Los Luchadores means "the wrestlers" and it is the name of an intense and unusual pulp-natural processed Pacamara. It's a project by Aida Batlle, who also brings us the award-winning Finca Kilimanjaro and her exclusive Grand Reserve each year. The coffee is grown on the Buenos Aires farm in Metapan, El Salvador, owned by Don Samuel Valiente. Only about 4% of Mr. Valiente's farm is planted with Pacamara. The farm is located in the far north of the country, near the border with Guatemala. The idea to take this distinct cultivar and perform the pulp natural process on it, rather than create a fully washed (wet-process) coffee, is rather bold. I suppose that's why it is a Luchador, a heavyweight wrestler. But it's not a unique idea: we offer our special lot of pulp natural Pacamara from Limoncillo farm in Nicaragua as well. But this lot has a distinct cup, non-traditional to be sure. I tested these at some improbably light roast levels - just barely through first crack - as well as roasts that I would think more appropriate for pulp naturals - FC to FC+.

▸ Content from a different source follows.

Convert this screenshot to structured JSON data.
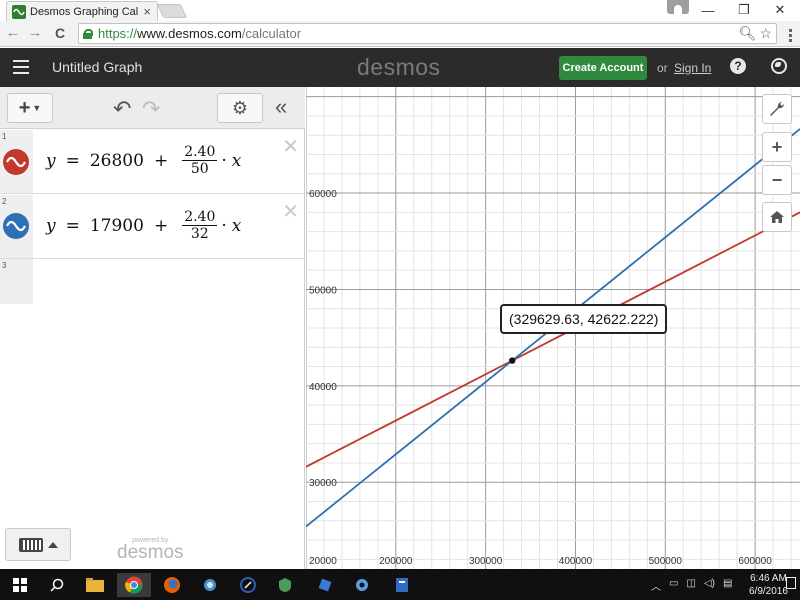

I was surprised at the sweet, clean fruit aromas from the light levels. It wasn't pulpy fruit; the dry fragrance has fig, plum and a hint of lychee. The FC roast was very chocolaty, but laced with darkly fruited scents. The wet aroma was dynamic and sweet (caramel and marshmallow) at the light roast levels as well, very sweet, spiced with cinnamon and a trace of mace, and intense fruit (mango and baked peaches). As far as the cup, both City + and Full City+ hit the spot. Baked peaches, apricot, mango, and strawberry ... this cup has wonderful fruit notes in the light roast, with a caramel backdrop. Chocolate bittersweet develops toward FC+ roast level and the fruit is muted, but forms a different flavor profile equally as compelling; lush milk chocolate flavor, a bit of anise seed flavor to the finish, Ibarra Mexican hot chocolate. And as it cools I start to think about chocolate-dipped strawberry. Acidity is fairly mild; it's more about the fruited notes, and body (which improves quite a bit after several days rest). I would try one roast of each of these levels, and possibly even make a m©lange of the two. As usual, I would say the light roast, with unrestrained sweet fruits, is where I end up with this coffee.